As an instructor in visual analysis, I believe that examining art with a critical eye and an appreciation for artists’ perspectives is an invaluable skill. In doing so, the viewer can actually refine the lens through which he or she sees the world. In the age of Photoshop perfection and Snapchat ephemera, I want more people to practice looking at what appears ungainly, misshapen, disturbing, and cruel—all the more so if they feel personally affronted by it. Learning to thoughtfully move past these reactions can teach us more effective ways to contend with the economic, political, and cultural injustices that we face today.

Some critics have argued that contemporary art is not doing enough to push us toward questions about social responsibility. In November 2014, critic A.O. Scott’s New York Times essay “Looking the Other Way” considered “what art has done and should do at this moment of political impasse, racial tension and economic crisis.” Scott suggested that today’s popular works were not up to the task. The accompanying illustration, which showed the backs of 10 paintings, implied that artists were “looking the other way.”

But a closer look at contemporary artwork finds ample examples that disprove Scott’s theory.

One of the most powerful is Heirlooms and Accessories, a triptych by Kerry James Marshall that is part of a traveling retrospective. Currently housed at the Museum of Contemporary Art Chicago, Marshall’s work is coming to The Metropolitan Museum of Art in the fall. Inspired by a famous 1930 photograph of a double lynching in Indiana, each of the panels contains an exquisite gold chain artfully suspended and anchored by a pendant containing a different woman’s photo. The women in Marshall’s triptych were all present during the lynching, but were photographed with their backs casually turned away from grim spectacle.

Marshall explained that while he was horrified and repulsed by the brutality of the murders of black men, it was the calm demeanor of the witnesses in the photograph that most appalled him. How ordinary it all seemed. The blasé expressions of the women belied the gravity and viciousness of the lynchings going on just behind them.

Marshall uses the double meaning of “accessory” to make a gut-wrenching point: Those present at the lynching were accessories to a double murder. An heirloom, meanwhile—such as a treasured necklace—is an object that is passed down from one generation to the next. Marshall’s heirlooms thereby implicate contemporary white Americans in the legacy of racial injustice and violence.

Astute observers of the piece will notice, too, that the backdrop in each of the panels includes the faintest outline–rendered almost to the point of invisibility–of the photograph’s lynching.

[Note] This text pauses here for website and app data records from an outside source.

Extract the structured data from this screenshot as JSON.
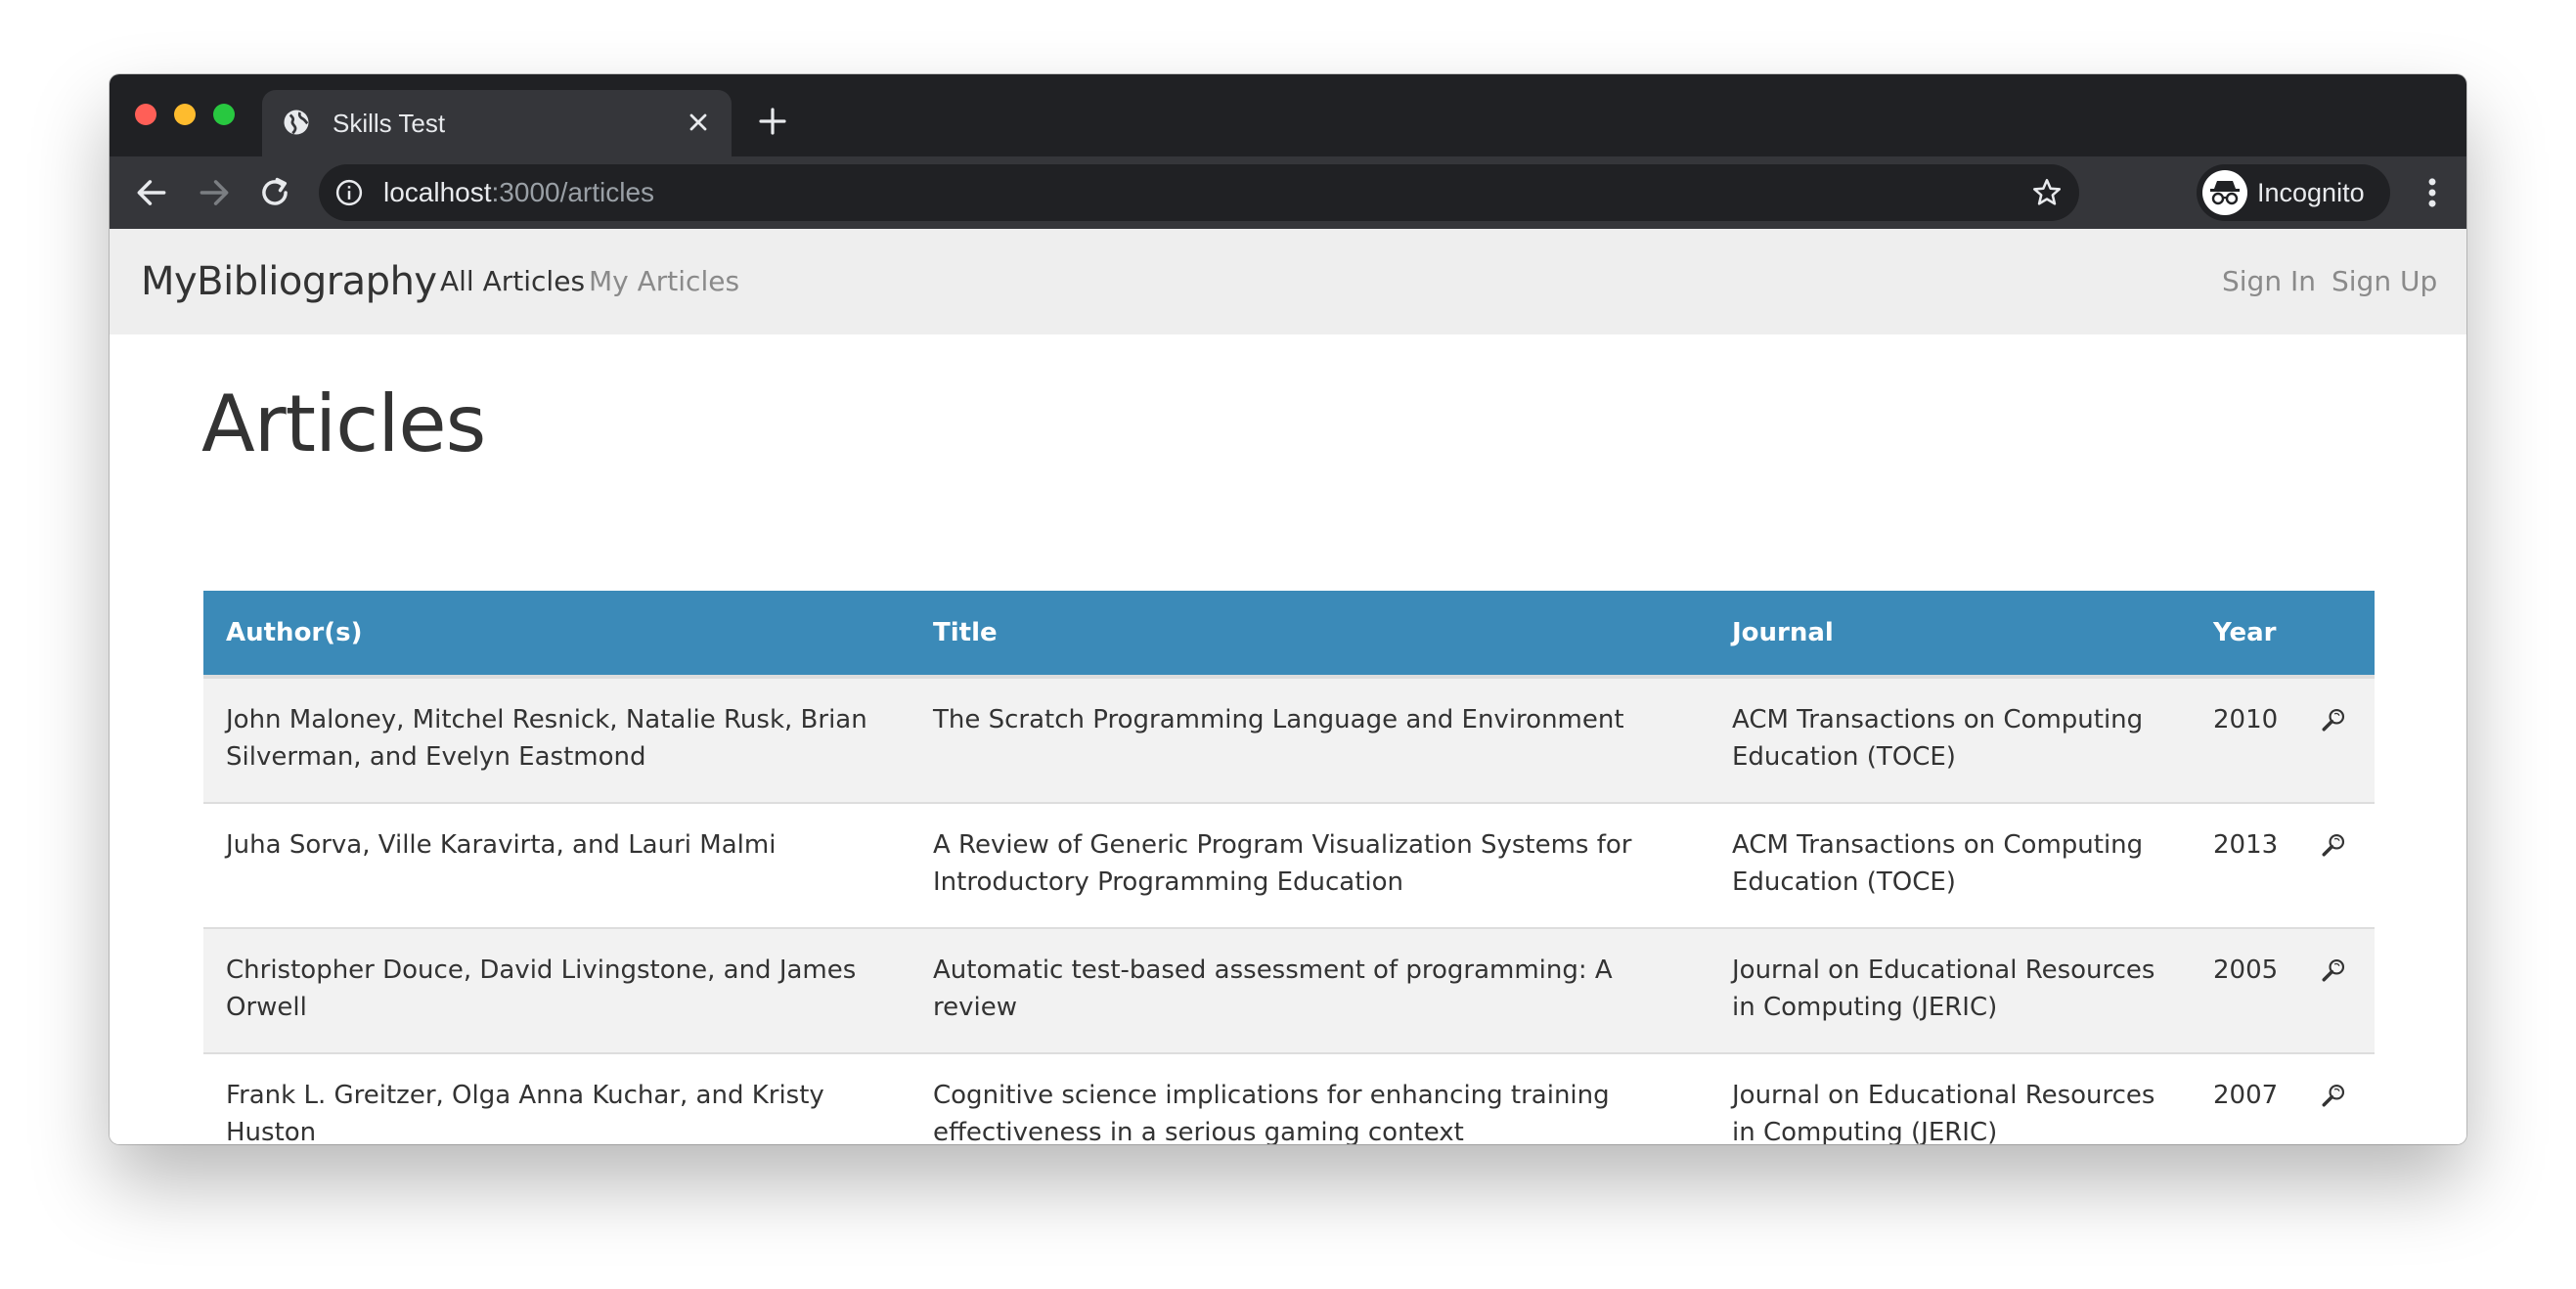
{
  "browser": {
    "tab_title": "Skills Test",
    "url_host": "localhost",
    "url_path": ":3000/articles",
    "incognito_label": "Incognito"
  },
  "navbar": {
    "brand": "MyBibliography",
    "links": [
      "All Articles",
      "My Articles"
    ],
    "right_links": [
      "Sign In",
      "Sign Up"
    ]
  },
  "page": {
    "title": "Articles"
  },
  "table": {
    "headers": [
      "Author(s)",
      "Title",
      "Journal",
      "Year"
    ],
    "header_color": "#3b8ab8",
    "rows": [
      {
        "authors": "John Maloney, Mitchel Resnick, Natalie Rusk, Brian Silverman, and Evelyn Eastmond",
        "title": "The Scratch Programming Language and Environment",
        "journal": "ACM Transactions on Computing Education (TOCE)",
        "year": "2010",
        "action_icon": "magnifier-icon"
      },
      {
        "authors": "Juha Sorva, Ville Karavirta, and Lauri Malmi",
        "title": "A Review of Generic Program Visualization Systems for Introductory Programming Education",
        "journal": "ACM Transactions on Computing Education (TOCE)",
        "year": "2013",
        "action_icon": "magnifier-icon"
      },
      {
        "authors": "Christopher Douce, David Livingstone, and James Orwell",
        "title": "Automatic test-based assessment of programming: A review",
        "journal": "Journal on Educational Resources in Computing (JERIC)",
        "year": "2005",
        "action_icon": "magnifier-icon"
      },
      {
        "authors": "Frank L. Greitzer, Olga Anna Kuchar, and Kristy Huston",
        "title": "Cognitive science implications for enhancing training effectiveness in a serious gaming context",
        "journal": "Journal on Educational Resources in Computing (JERIC)",
        "year": "2007",
        "action_icon": "magnifier-icon"
      }
    ]
  }
}
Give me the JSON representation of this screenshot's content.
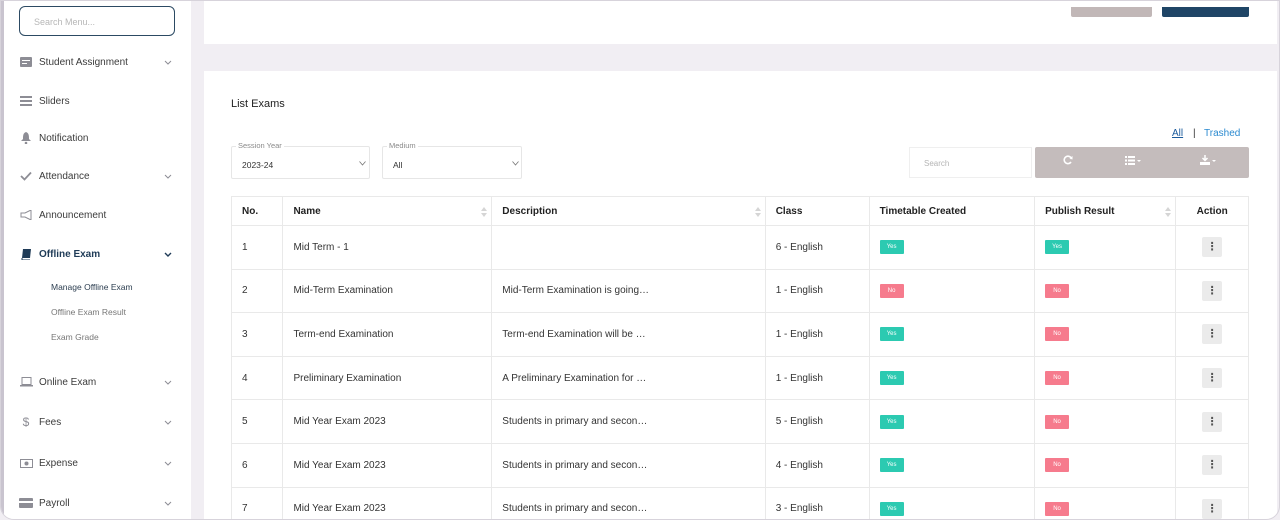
{
  "sidebar": {
    "search_placeholder": "Search Menu...",
    "items": [
      {
        "label": "Student Assignment",
        "icon": "assignment-icon",
        "expandable": true
      },
      {
        "label": "Sliders",
        "icon": "sliders-icon",
        "expandable": false
      },
      {
        "label": "Notification",
        "icon": "bell-icon",
        "expandable": false
      },
      {
        "label": "Attendance",
        "icon": "check-icon",
        "expandable": true
      },
      {
        "label": "Announcement",
        "icon": "megaphone-icon",
        "expandable": false
      },
      {
        "label": "Offline Exam",
        "icon": "book-icon",
        "expandable": true,
        "active": true
      },
      {
        "label": "Online Exam",
        "icon": "laptop-icon",
        "expandable": true
      },
      {
        "label": "Fees",
        "icon": "dollar-icon",
        "expandable": true
      },
      {
        "label": "Expense",
        "icon": "money-icon",
        "expandable": true
      },
      {
        "label": "Payroll",
        "icon": "payroll-icon",
        "expandable": true
      }
    ],
    "subitems": [
      {
        "label": "Manage Offline Exam",
        "active": true
      },
      {
        "label": "Offline Exam Result",
        "active": false
      },
      {
        "label": "Exam Grade",
        "active": false
      }
    ]
  },
  "main": {
    "title": "List Exams",
    "links": {
      "all": "All",
      "separator": "|",
      "trashed": "Trashed"
    },
    "filters": {
      "session_year": {
        "label": "Session Year",
        "value": "2023-24"
      },
      "medium": {
        "label": "Medium",
        "value": "All"
      }
    },
    "search_placeholder": "Search",
    "table": {
      "headers": [
        "No.",
        "Name",
        "Description",
        "Class",
        "Timetable Created",
        "Publish Result",
        "Action"
      ],
      "rows": [
        {
          "no": "1",
          "name": "Mid Term - 1",
          "description": "",
          "class": "6 - English",
          "timetable": "Yes",
          "publish": "Yes"
        },
        {
          "no": "2",
          "name": "Mid-Term Examination",
          "description": "Mid-Term Examination is going…",
          "class": "1 - English",
          "timetable": "No",
          "publish": "No"
        },
        {
          "no": "3",
          "name": "Term-end Examination",
          "description": "Term-end Examination will be …",
          "class": "1 - English",
          "timetable": "Yes",
          "publish": "No"
        },
        {
          "no": "4",
          "name": "Preliminary Examination",
          "description": "A Preliminary Examination for …",
          "class": "1 - English",
          "timetable": "Yes",
          "publish": "No"
        },
        {
          "no": "5",
          "name": "Mid Year Exam 2023",
          "description": "Students in primary and secon…",
          "class": "5 - English",
          "timetable": "Yes",
          "publish": "No"
        },
        {
          "no": "6",
          "name": "Mid Year Exam 2023",
          "description": "Students in primary and secon…",
          "class": "4 - English",
          "timetable": "Yes",
          "publish": "No"
        },
        {
          "no": "7",
          "name": "Mid Year Exam 2023",
          "description": "Students in primary and secon…",
          "class": "3 - English",
          "timetable": "Yes",
          "publish": "No"
        }
      ]
    }
  },
  "colors": {
    "accent_navy": "#1f4566",
    "badge_yes": "#2ccab1",
    "badge_no": "#f67b8d",
    "link_blue": "#2b8ad0"
  }
}
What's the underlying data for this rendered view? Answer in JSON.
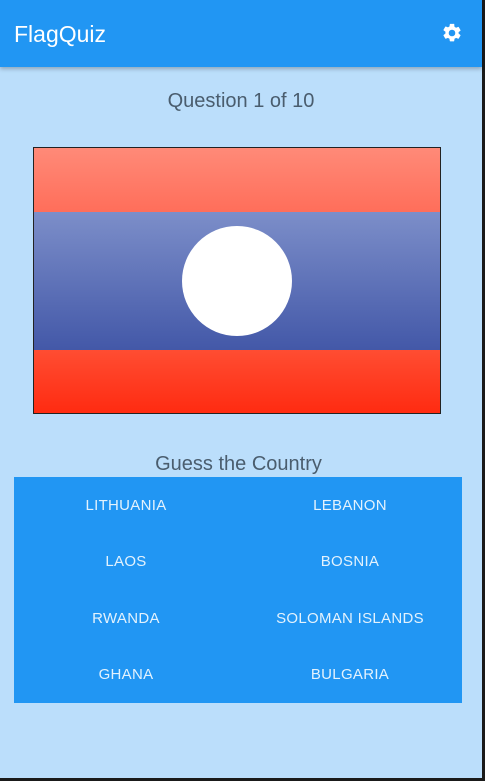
{
  "appbar": {
    "title": "FlagQuiz",
    "settings_icon": "gear-icon"
  },
  "quiz": {
    "question_label": "Question 1 of 10",
    "flag_country": "Laos",
    "guess_label": "Guess the Country",
    "answers": [
      "LITHUANIA",
      "LEBANON",
      "LAOS",
      "BOSNIA",
      "RWANDA",
      "SOLOMAN ISLANDS",
      "GHANA",
      "BULGARIA"
    ]
  },
  "colors": {
    "primary": "#2196f3",
    "background": "#bbdefb"
  }
}
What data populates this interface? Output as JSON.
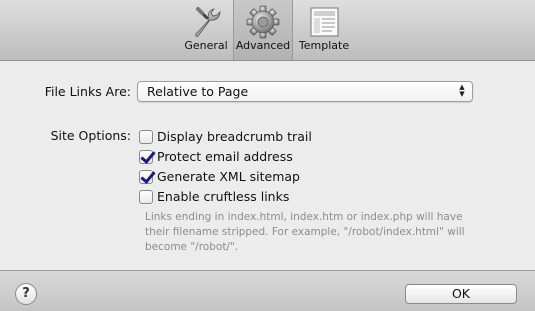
{
  "toolbar": {
    "tabs": [
      {
        "label": "General",
        "icon": "wrench-icon",
        "selected": false
      },
      {
        "label": "Advanced",
        "icon": "gear-icon",
        "selected": true
      },
      {
        "label": "Template",
        "icon": "template-icon",
        "selected": false
      }
    ]
  },
  "file_links": {
    "label": "File Links Are:",
    "selected_value": "Relative to Page"
  },
  "site_options": {
    "label": "Site Options:",
    "options": [
      {
        "label": "Display breadcrumb trail",
        "checked": false
      },
      {
        "label": "Protect email address",
        "checked": true
      },
      {
        "label": "Generate XML sitemap",
        "checked": true
      },
      {
        "label": "Enable cruftless links",
        "checked": false
      }
    ],
    "help_text": "Links ending in index.html, index.htm or index.php will have their filename stripped. For example, \"/robot/index.html\" will become \"/robot/\"."
  },
  "footer": {
    "help_button": "?",
    "ok_button": "OK"
  }
}
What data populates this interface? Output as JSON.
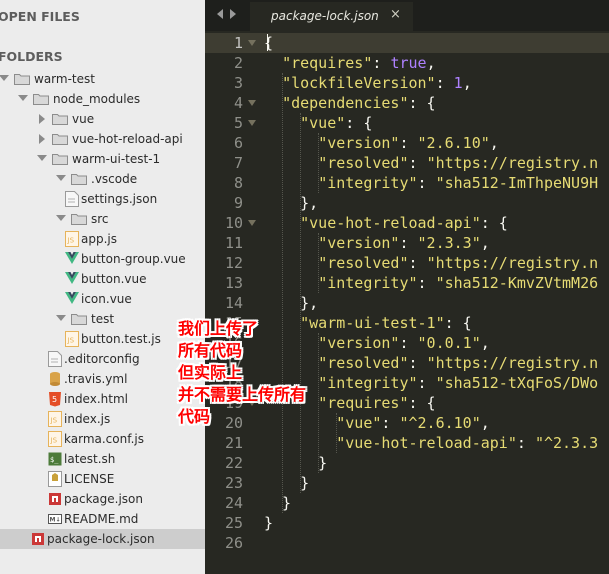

The draping of each gold chain meanwhile eerily echoes the ropes that bear the weight of the dead men.

Searing in its indignation yet exquisite in its execution, Heirlooms and Accessories reminds us that works of art still offer us a profound opportunity to engage with difficult issues that lack simple solutions. The ability to view and discuss works of art that are designed to unnerve, disarm, and upset us—whether they be paintings, photographs, or sculptures—lays bare the need to continually confront complicated everyday issues. Practicing how to communicate more effectively when viewing the creative endeavors of others will help us address uncomfortable but essential social scenarios.

In this way, we can strengthen our visual intelligence, keep our eyes open, and talk about what we see–no matter how hard it is to look.